When I make a new non-churchy friend, he or she often asks
what exactly I do with my time as a pastor outside Sunday morning.
A lot, actually—often more than my three-quarter-time
position would suggest. I plan for Sunday, prepare sermons, connect with other
pastors, visit the sick and the elderly, plan or attend community events, stay
up on scholarship, teach classes, write articles, pray and work with other
churches in my denomination. And that's only on Monday! My non-church friends
are often surprised by the range of activities, as I expect many members would
be as well.
On a recent trip to Scotland, where I once served as an
assistant minister in the Church of Scotland, I was reminded of the different
expectations of pastors in that country. In the congregation I served, pastors
were expected to visit congregation members for huge portions of their
This emphasis on pastoral visiting did not seem to be unique
to my congregation. As one colleague explained it, in many parishes there's an
expectation that the pastor "bring the church" to people's homes on visits
rather than people regularly going to church themselves on Sunday.
I write this all because as a part-time solo pastor, I'm
hyper-aware of how I spend my time each week. The pastor before me served full
time, and our job descriptions are basically identical—though I have less time
in which to work. So I'm careful with how I spend my 30 hours.

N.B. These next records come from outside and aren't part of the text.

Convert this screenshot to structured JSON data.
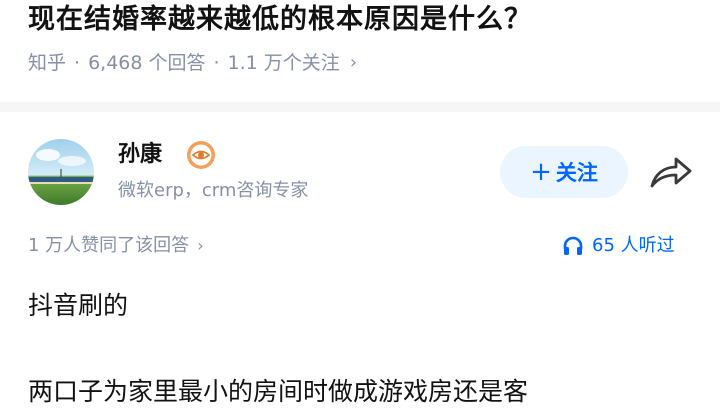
{
  "question": {
    "title": "现在结婚率越来越低的根本原因是什么？",
    "source": "知乎",
    "answers_count": "6,468 个回答",
    "followers_count": "1.1 万个关注"
  },
  "author": {
    "name": "孙康",
    "bio": "微软erp，crm咨询专家",
    "follow_label": "关注"
  },
  "answer_stats": {
    "likes_text": "1 万人赞同了该回答",
    "listens_text": "65 人听过"
  },
  "answer_body": {
    "paragraph_1": "抖音刷的",
    "paragraph_2": "两口子为家里最小的房间时做成游戏房还是客"
  },
  "colors": {
    "accent": "#0066ff",
    "muted": "#8590a6",
    "follow_bg": "#ebf5ff"
  },
  "icons": {
    "badge": "eye-badge-icon",
    "share": "share-arrow-icon",
    "listen": "headphones-icon",
    "chevron": "chevron-right-icon"
  }
}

It seems to me, though, that I would work quite differently
than my predecessor even if I were full time. Most pastors have a large amount
of personal choice in how they spend their workweek, and because of the range
of duties, no two pastors will work in the same way. Serving as a pastor,
especially as a solo pastor, involves a lot of self-direction and individual
In what ways can pastors best balance their own gifts and
graces with the needs of their congregations? Is it important for a congregation
to know what its pastor is doing at all (or at least most) times?